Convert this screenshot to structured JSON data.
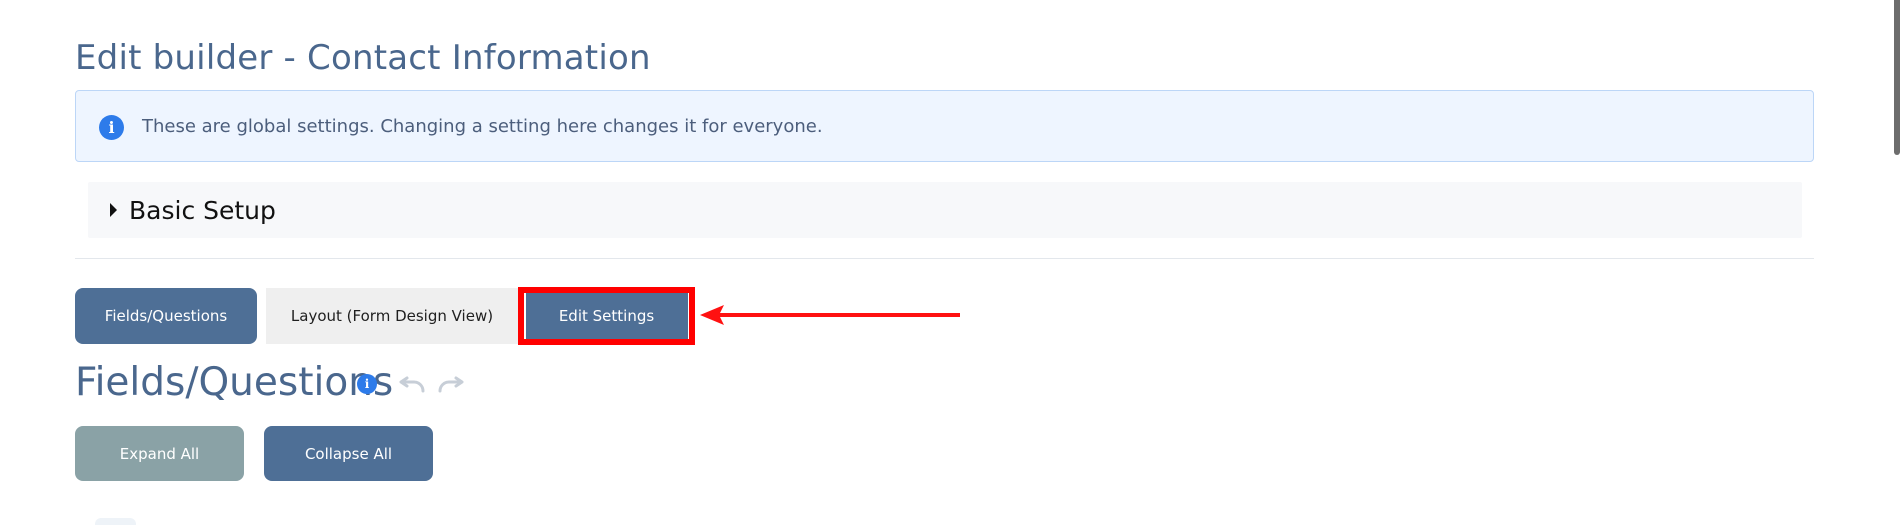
{
  "header": {
    "title": "Edit builder - Contact Information"
  },
  "banner": {
    "icon": "info-icon",
    "text": "These are global settings. Changing a setting here changes it for everyone."
  },
  "basic_setup": {
    "label": "Basic Setup",
    "icon": "caret-right-icon"
  },
  "tabs": [
    {
      "label": "Fields/Questions"
    },
    {
      "label": "Layout (Form Design View)"
    },
    {
      "label": "Edit Settings"
    }
  ],
  "section": {
    "title": "Fields/Questions",
    "help_icon": "info-icon",
    "undo_icon": "undo-icon",
    "redo_icon": "redo-icon"
  },
  "actions": {
    "expand_label": "Expand All",
    "collapse_label": "Collapse All"
  },
  "colors": {
    "primary": "#4e6f96",
    "info_blue": "#2d7bea",
    "highlight": "#ff0000",
    "muted_button": "#8aa2a6"
  }
}
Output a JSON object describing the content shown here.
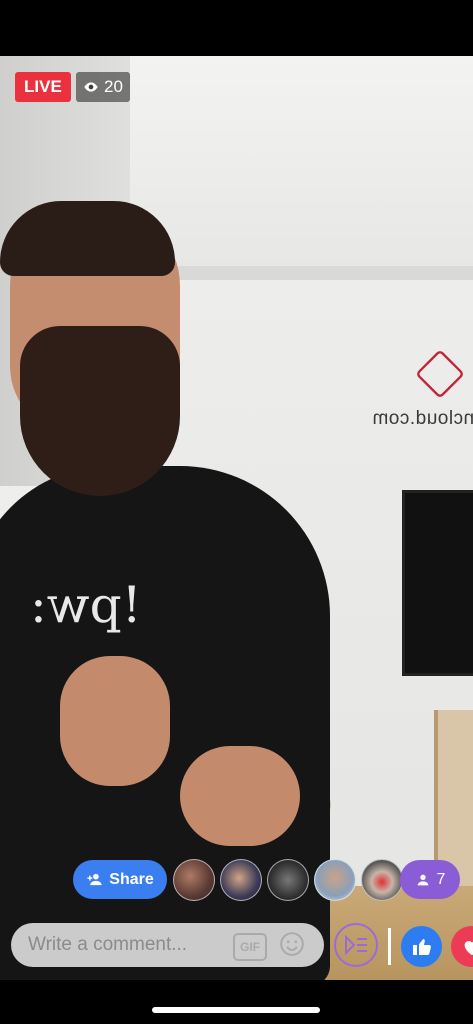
{
  "live": {
    "label": "LIVE",
    "viewer_count": "20",
    "eye_icon": "eye-icon"
  },
  "scene": {
    "shirt_text": "!pw:",
    "wall_text": "ncloud.com"
  },
  "actions": {
    "share_label": "Share",
    "friends_count": "7"
  },
  "avatars": [
    "avatar-1",
    "avatar-2",
    "avatar-3",
    "avatar-4",
    "avatar-5"
  ],
  "comment": {
    "placeholder": "Write a comment...",
    "gif_label": "GIF"
  },
  "colors": {
    "live": "#e9323d",
    "share": "#3b7ef0",
    "friends": "#8a5cd6",
    "like": "#2d7cf2",
    "love": "#ee3b55"
  }
}
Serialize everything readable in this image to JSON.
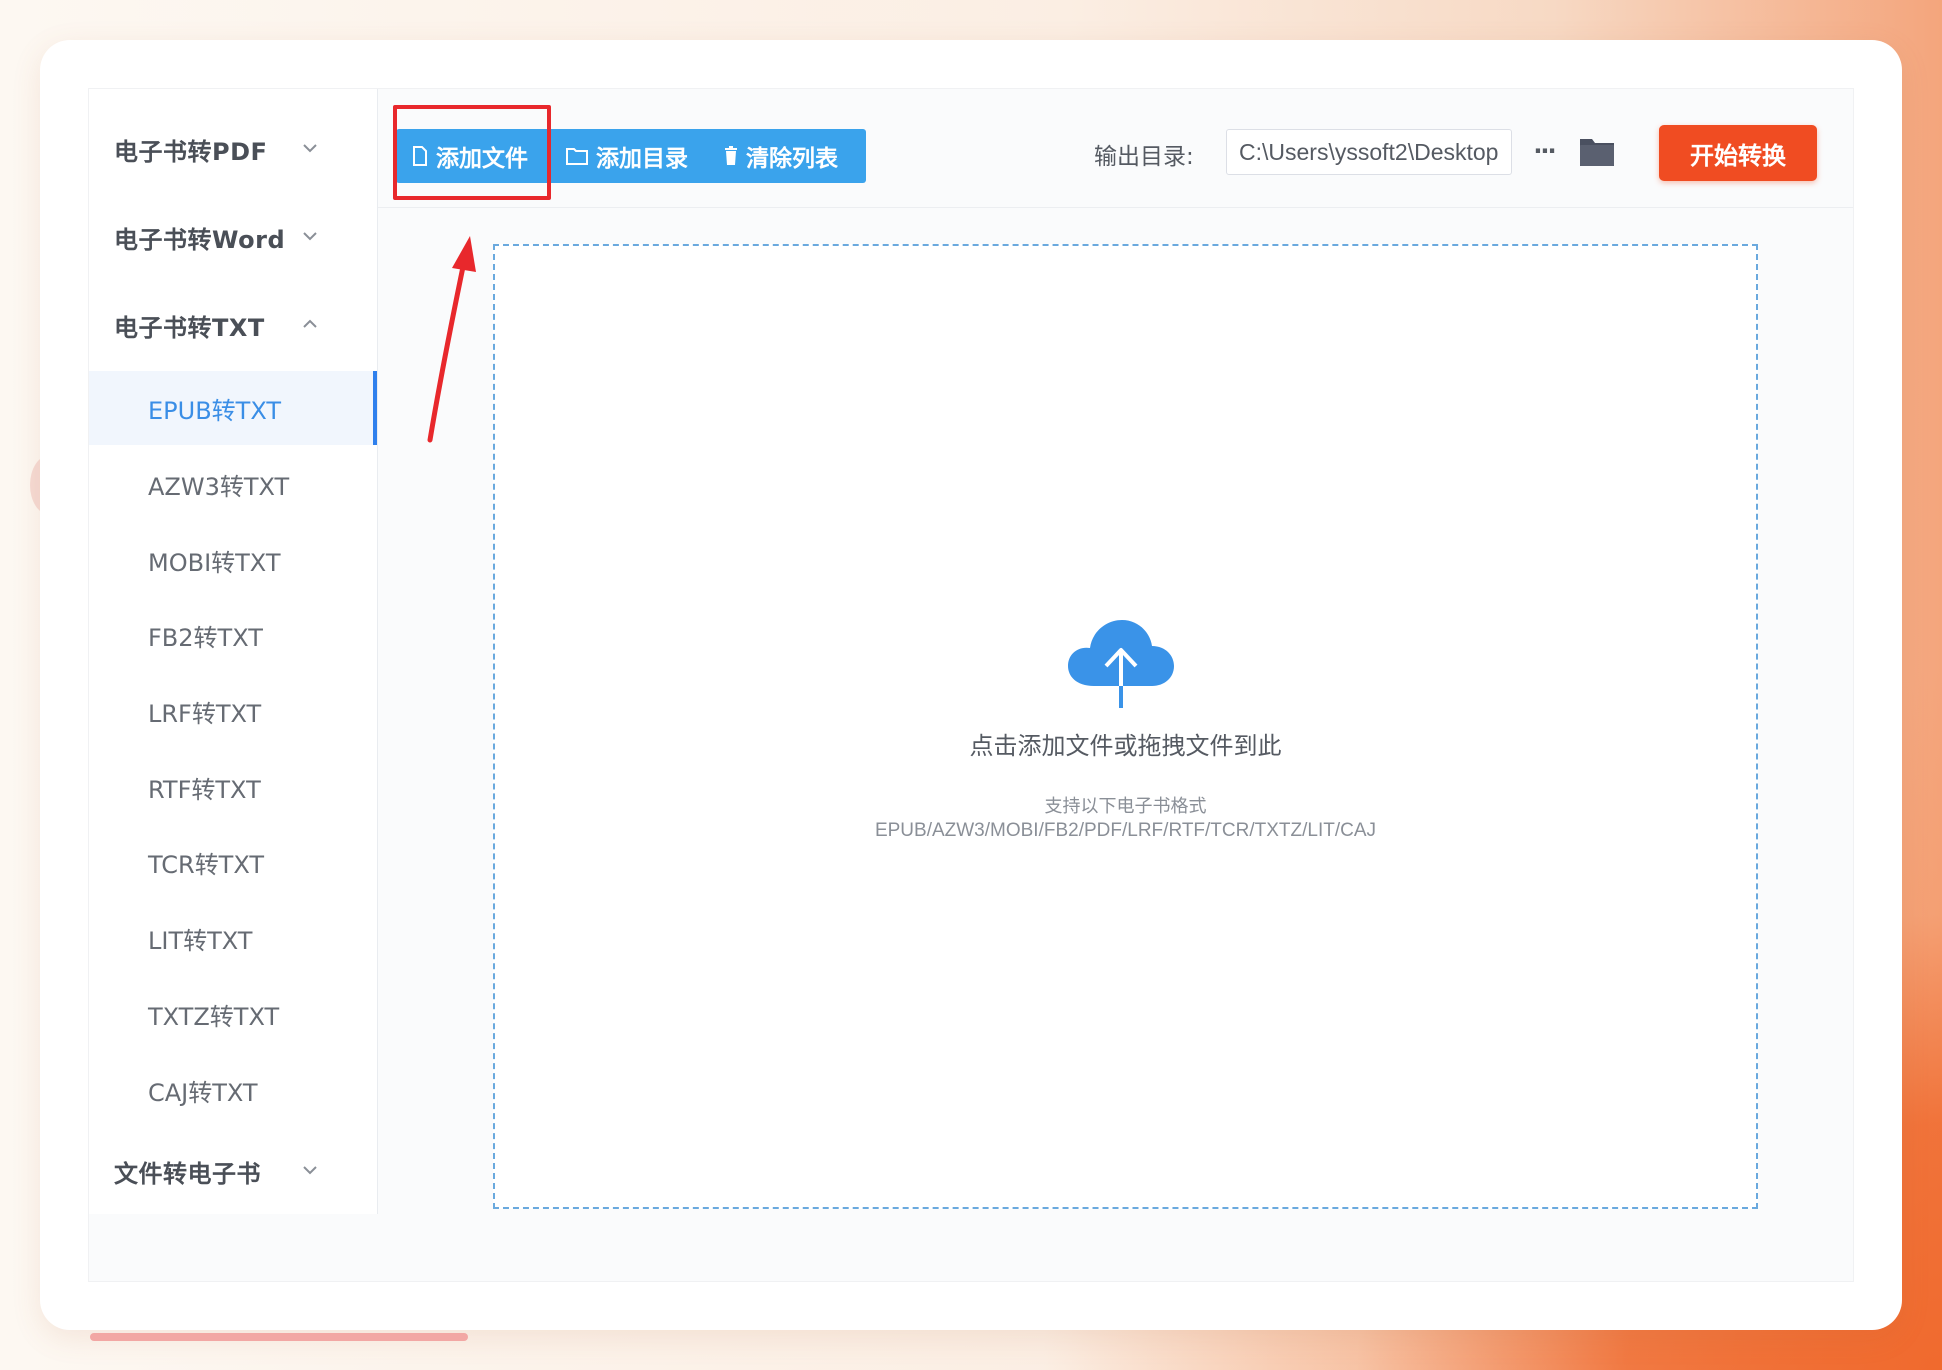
{
  "sidebar": {
    "groups": [
      {
        "label": "电子书转PDF",
        "expanded": false
      },
      {
        "label": "电子书转Word",
        "expanded": false
      },
      {
        "label": "电子书转TXT",
        "expanded": true
      },
      {
        "label": "文件转电子书",
        "expanded": false
      }
    ],
    "items": [
      {
        "label": "EPUB转TXT",
        "active": true
      },
      {
        "label": "AZW3转TXT"
      },
      {
        "label": "MOBI转TXT"
      },
      {
        "label": "FB2转TXT"
      },
      {
        "label": "LRF转TXT"
      },
      {
        "label": "RTF转TXT"
      },
      {
        "label": "TCR转TXT"
      },
      {
        "label": "LIT转TXT"
      },
      {
        "label": "TXTZ转TXT"
      },
      {
        "label": "CAJ转TXT"
      }
    ]
  },
  "toolbar": {
    "add_file": "添加文件",
    "add_dir": "添加目录",
    "clear_list": "清除列表",
    "output_label": "输出目录:",
    "output_path": "C:\\Users\\yssoft2\\Desktop",
    "more": "···",
    "start": "开始转换"
  },
  "dropzone": {
    "title": "点击添加文件或拖拽文件到此",
    "sub": "支持以下电子书格式",
    "formats": "EPUB/AZW3/MOBI/FB2/PDF/LRF/RTF/TCR/TXTZ/LIT/CAJ"
  },
  "colors": {
    "accent": "#3aa3ec",
    "active_text": "#3a8ee6",
    "start_button": "#f04c22",
    "annotation_red": "#e8282c"
  },
  "icons": [
    "file-icon",
    "folder-outline-icon",
    "trash-icon",
    "more-icon",
    "folder-icon",
    "cloud-upload-icon",
    "chevron-down-icon",
    "chevron-up-icon"
  ]
}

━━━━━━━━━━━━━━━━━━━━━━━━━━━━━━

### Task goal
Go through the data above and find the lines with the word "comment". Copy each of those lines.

### Answer section
  "comment": {
    "placeholder": "Write a comment...",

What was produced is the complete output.